Hodgson is right to regard Rooney as a No 10, and he can only hope he does not have too many more games like Wednesday night’s. But it would help Rooney if he builds a partnership with one player, and an understanding with a small group of wingers. Tom Cleverley on the left is not something Hodgson should consider again.

Make the best use of Sweden next month.

Hodgson has suggested that he will take an experimental team to Stockholm, but he must use the game to work on his first team. Rooney has said he wants to play “all the games, if that’s possible”.

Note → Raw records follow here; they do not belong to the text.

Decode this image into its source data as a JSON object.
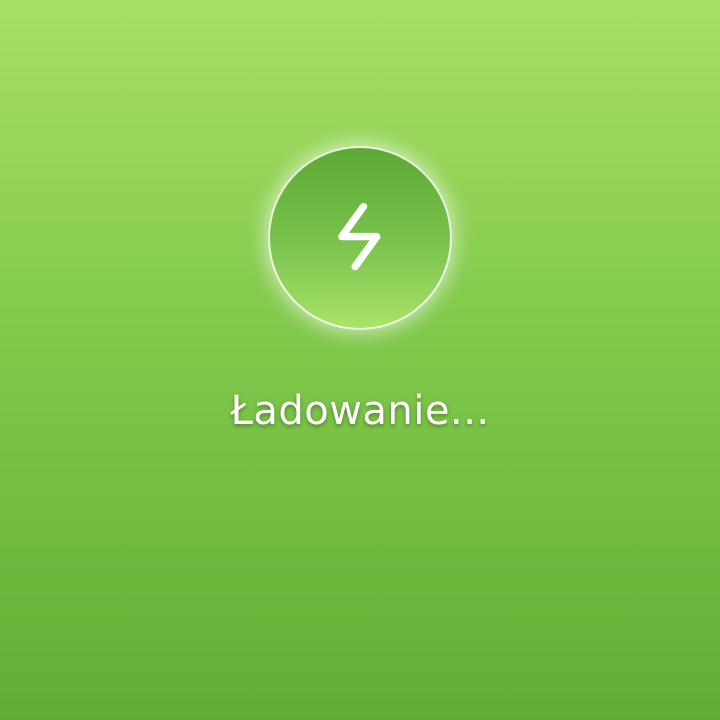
{
  "screen": {
    "status_text": "Ładowanie..."
  },
  "badge": {
    "icon": "lightning-bolt-icon"
  },
  "colors": {
    "background_top": "#a8e063",
    "background_bottom": "#5fae34",
    "badge_fill_top": "#5ca934",
    "badge_fill_bottom": "#a9e36a",
    "foreground": "#ffffff"
  }
}
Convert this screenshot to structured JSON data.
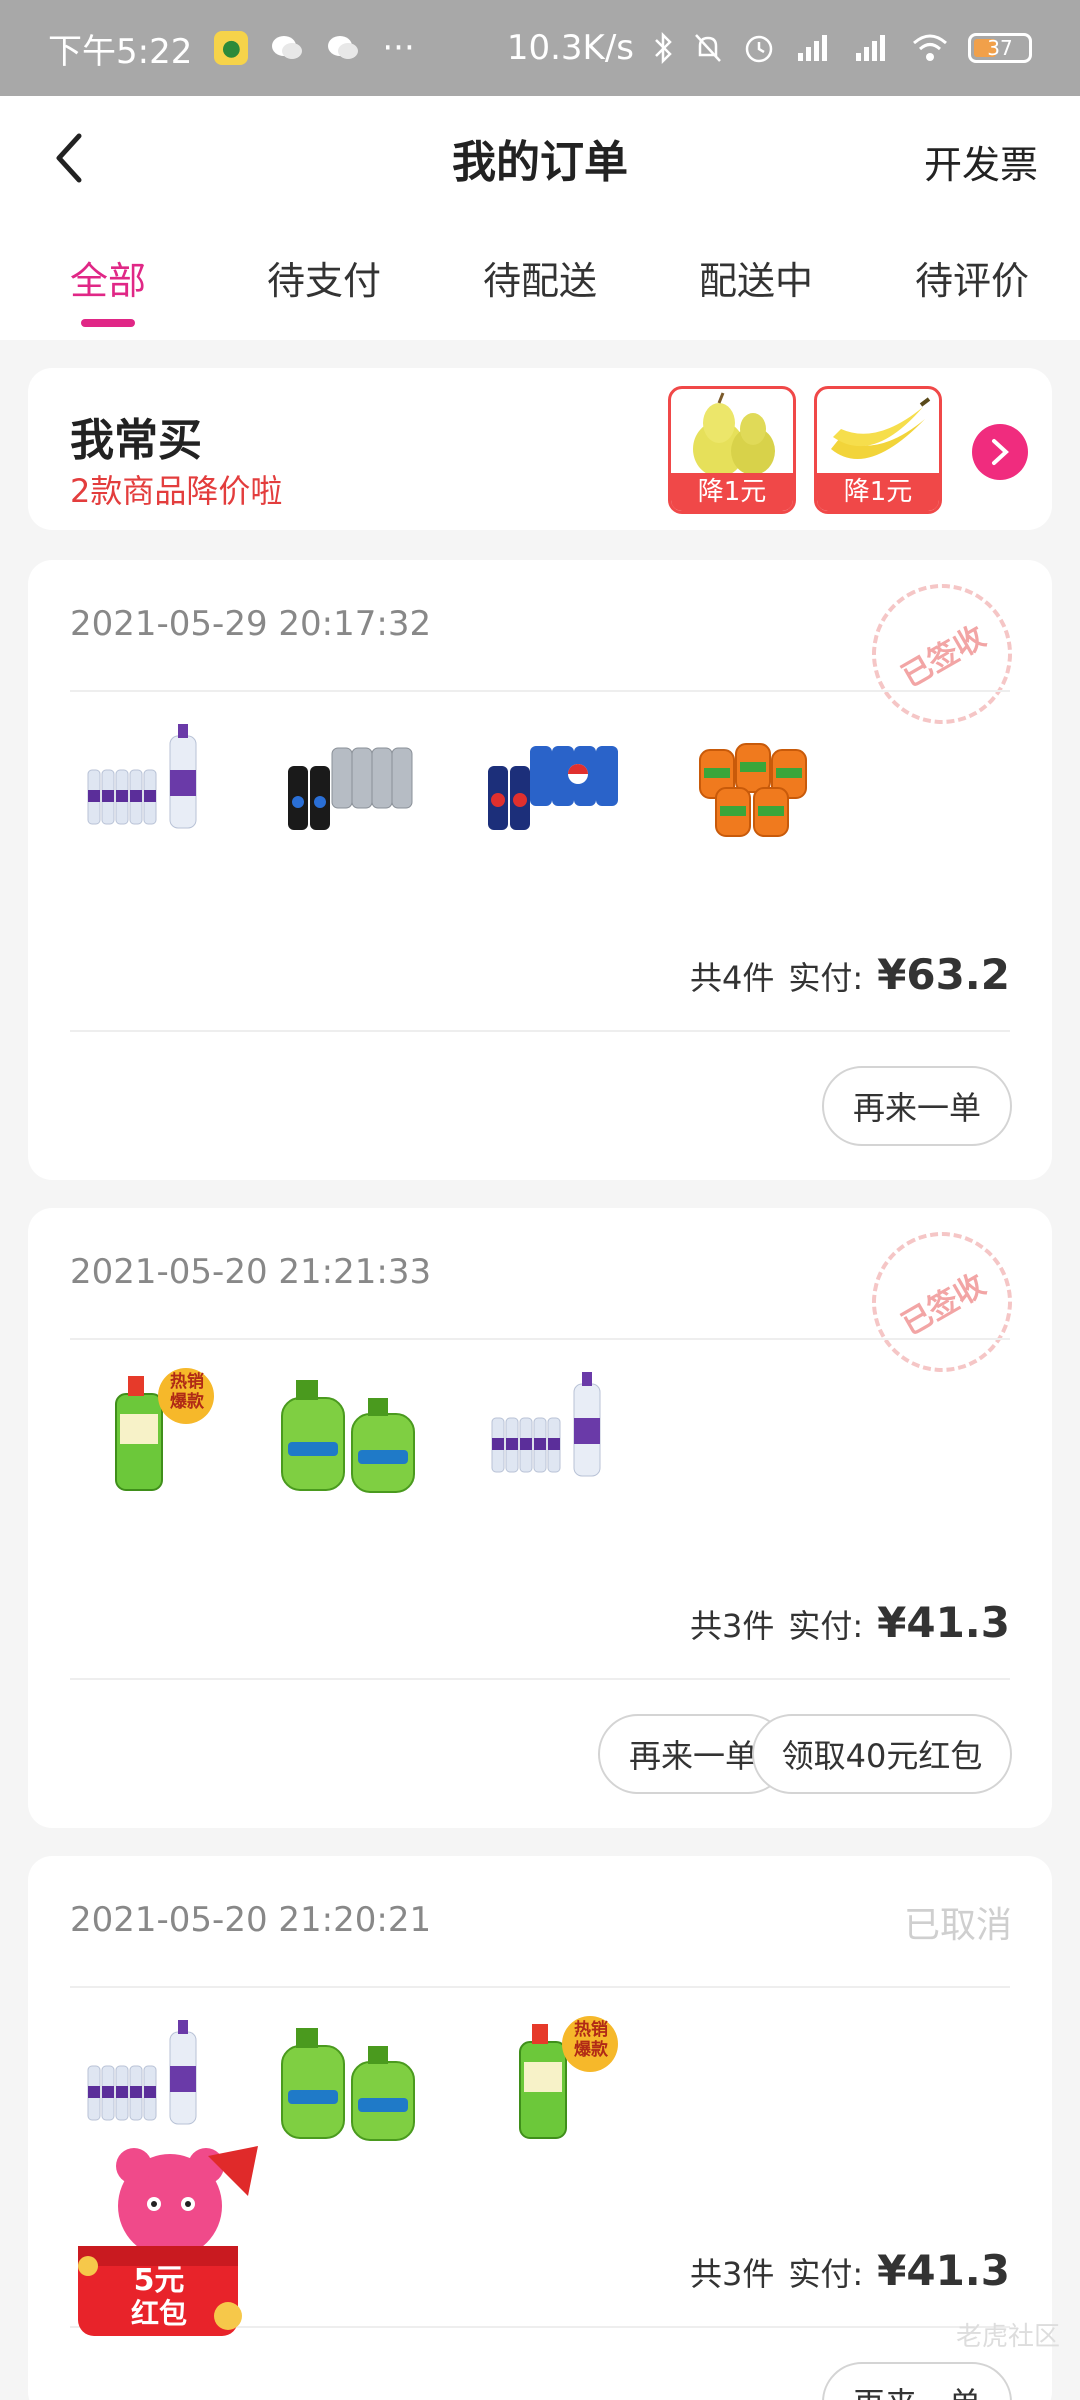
{
  "status_bar": {
    "time": "下午5:22",
    "more": "···",
    "speed": "10.3K/s",
    "battery": "37"
  },
  "header": {
    "title": "我的订单",
    "action": "开发票"
  },
  "tabs": [
    {
      "label": "全部"
    },
    {
      "label": "待支付"
    },
    {
      "label": "待配送"
    },
    {
      "label": "配送中"
    },
    {
      "label": "待评价"
    }
  ],
  "favorites": {
    "title": "我常买",
    "subtitle": "2款商品降价啦",
    "items": [
      {
        "icon": "pear-icon",
        "tag": "降1元"
      },
      {
        "icon": "banana-icon",
        "tag": "降1元"
      }
    ]
  },
  "orders": [
    {
      "date": "2021-05-29 20:17:32",
      "status": "已签收",
      "count": "共4件",
      "paid_label": "实付:",
      "price": "¥63.2",
      "buttons": [
        "再来一单"
      ]
    },
    {
      "date": "2021-05-20 21:21:33",
      "status": "已签收",
      "count": "共3件",
      "paid_label": "实付:",
      "price": "¥41.3",
      "buttons": [
        "再来一单",
        "领取40元红包"
      ],
      "hot_label_1": "热销",
      "hot_label_2": "爆款"
    },
    {
      "date": "2021-05-20 21:20:21",
      "status": "已取消",
      "count": "共3件",
      "paid_label": "实付:",
      "price": "¥41.3",
      "buttons": [
        "再来一单"
      ],
      "hot_label_1": "热销",
      "hot_label_2": "爆款"
    }
  ],
  "floating_promo": {
    "amount": "5元",
    "label": "红包"
  },
  "watermark": "老虎社区",
  "colors": {
    "accent": "#e02786",
    "red": "#f04848"
  }
}
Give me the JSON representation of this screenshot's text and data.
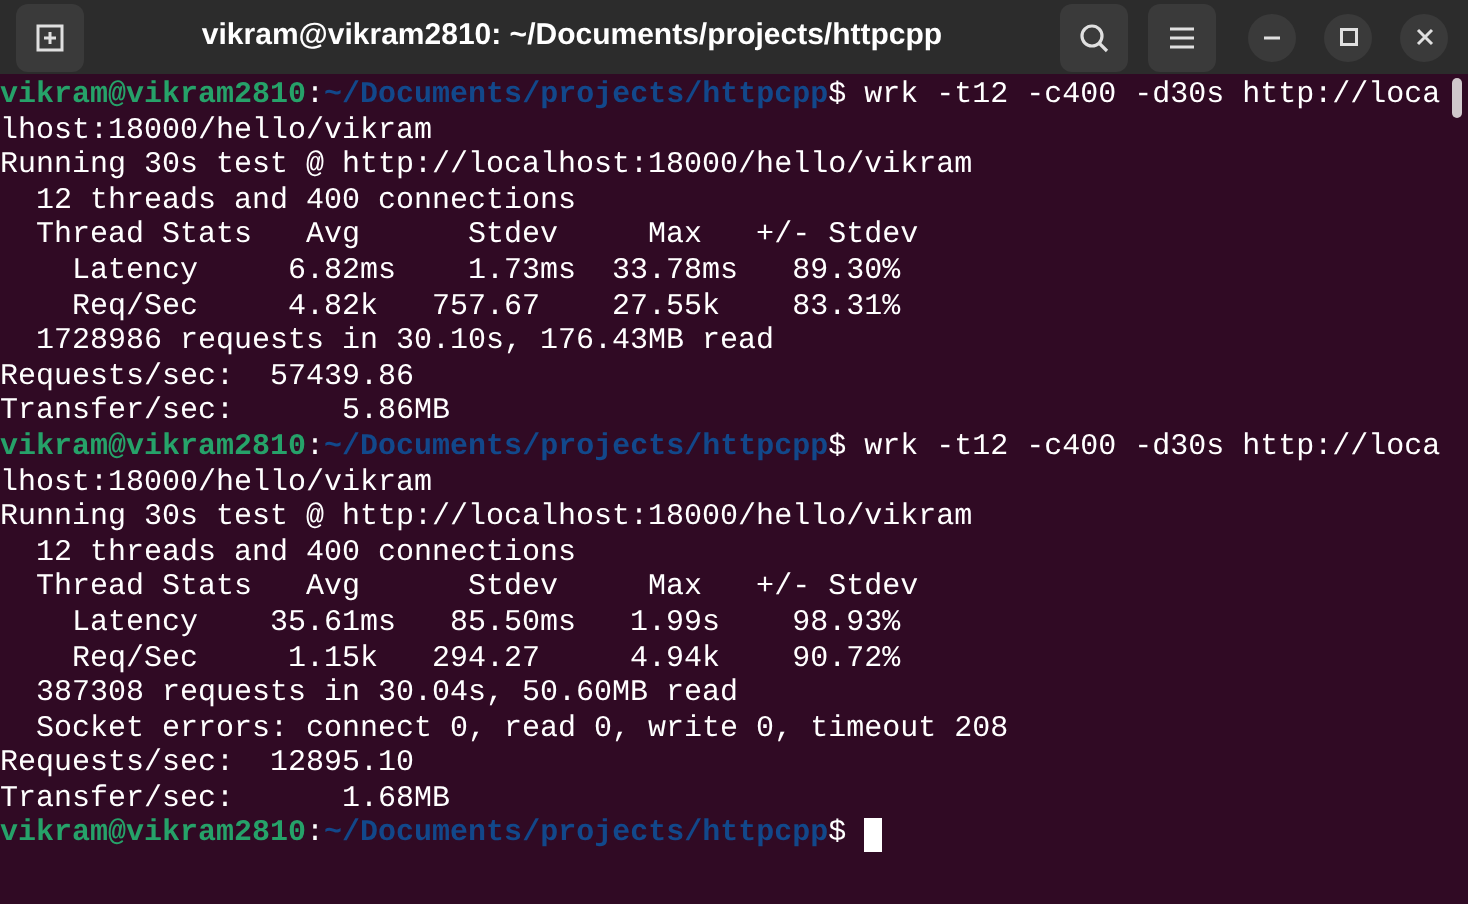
{
  "window": {
    "title": "vikram@vikram2810: ~/Documents/projects/httpcpp"
  },
  "terminal": {
    "lines": [
      {
        "kind": "prompt",
        "user": "vikram@vikram2810",
        "separator": ":",
        "path": "~/Documents/projects/httpcpp",
        "symbol": "$",
        "command": "wrk -t12 -c400 -d30s http://loca",
        "cursor": false
      },
      {
        "kind": "output",
        "text": "lhost:18000/hello/vikram"
      },
      {
        "kind": "output",
        "text": "Running 30s test @ http://localhost:18000/hello/vikram"
      },
      {
        "kind": "output",
        "text": "  12 threads and 400 connections"
      },
      {
        "kind": "output",
        "text": "  Thread Stats   Avg      Stdev     Max   +/- Stdev"
      },
      {
        "kind": "output",
        "text": "    Latency     6.82ms    1.73ms  33.78ms   89.30%"
      },
      {
        "kind": "output",
        "text": "    Req/Sec     4.82k   757.67    27.55k    83.31%"
      },
      {
        "kind": "output",
        "text": "  1728986 requests in 30.10s, 176.43MB read"
      },
      {
        "kind": "output",
        "text": "Requests/sec:  57439.86"
      },
      {
        "kind": "output",
        "text": "Transfer/sec:      5.86MB"
      },
      {
        "kind": "prompt",
        "user": "vikram@vikram2810",
        "separator": ":",
        "path": "~/Documents/projects/httpcpp",
        "symbol": "$",
        "command": "wrk -t12 -c400 -d30s http://loca",
        "cursor": false
      },
      {
        "kind": "output",
        "text": "lhost:18000/hello/vikram"
      },
      {
        "kind": "output",
        "text": "Running 30s test @ http://localhost:18000/hello/vikram"
      },
      {
        "kind": "output",
        "text": "  12 threads and 400 connections"
      },
      {
        "kind": "output",
        "text": "  Thread Stats   Avg      Stdev     Max   +/- Stdev"
      },
      {
        "kind": "output",
        "text": "    Latency    35.61ms   85.50ms   1.99s    98.93%"
      },
      {
        "kind": "output",
        "text": "    Req/Sec     1.15k   294.27     4.94k    90.72%"
      },
      {
        "kind": "output",
        "text": "  387308 requests in 30.04s, 50.60MB read"
      },
      {
        "kind": "output",
        "text": "  Socket errors: connect 0, read 0, write 0, timeout 208"
      },
      {
        "kind": "output",
        "text": "Requests/sec:  12895.10"
      },
      {
        "kind": "output",
        "text": "Transfer/sec:      1.68MB"
      },
      {
        "kind": "prompt",
        "user": "vikram@vikram2810",
        "separator": ":",
        "path": "~/Documents/projects/httpcpp",
        "symbol": "$",
        "cursor": true
      }
    ]
  }
}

Hodgson does not seem convinced. “I don’t intend to go to Stockholm with a weak team,” he said. “But I’m also conscious that a lot of players, the Gerrards and the Rooneys and the Carricks, will be right in the middle of European football and I don’t know how much I can bash them.”

Introduce some younger players, by all means. Bring Arsenal right back Carl Jenkinson into the group. But give the first team 45 minutes, and with it, the opportunity to build a bit of confidence and understanding. It’s Brazil after that, and without the right preparation that could be brutal.

The defence needs work.

It was not an easy night for Joleon Lescott and Phil Jagielka in Warsaw and it was difficult for them against Ukraine, too. Understandably, England are suffering in the absence of John Terry and Rio Ferdinand. And not just defensively. These are quality players who are comfortable on the ball, and it was the hesitancy that Lescott and Jagielka displayed on the ball that contributed to a stuttering performance from England. The return of Phil Jones and Chris Smalling could improve things. It would at least create competition for places. But has Hodgson been too hasty in all but ending Ferdinand’s international career? I would recall him for Sweden.

Jack Wilshere

On a training pitch at London Colney, a 20-year-old midfielder is working tirelessly to return from a long-term injury. Hodgson does not want to put Jack Wilshere under any kind of pressure.

“When he broke into the team before, he was a revelation,” said the England manager.

“But he’s been out of football for a long, long time. He’s a wonderful talent and, of course, it would be terrific if he could reproduce that form when he becomes involved again. But I’m also keen, like Arsene Wenger, to play down the expectations.”

And rightly so. But the return of Wilshere might just enable England to play with more fluency and finesse. A midfield with Gerrard and Wilshere is a far more balanced one, and Wilshere’s eye for a pass would certainly benefit Rooney.

By March, Hodgson can only hope he is impressing for Arsenal and is therefore ready to return to an England side in serious need of some quality.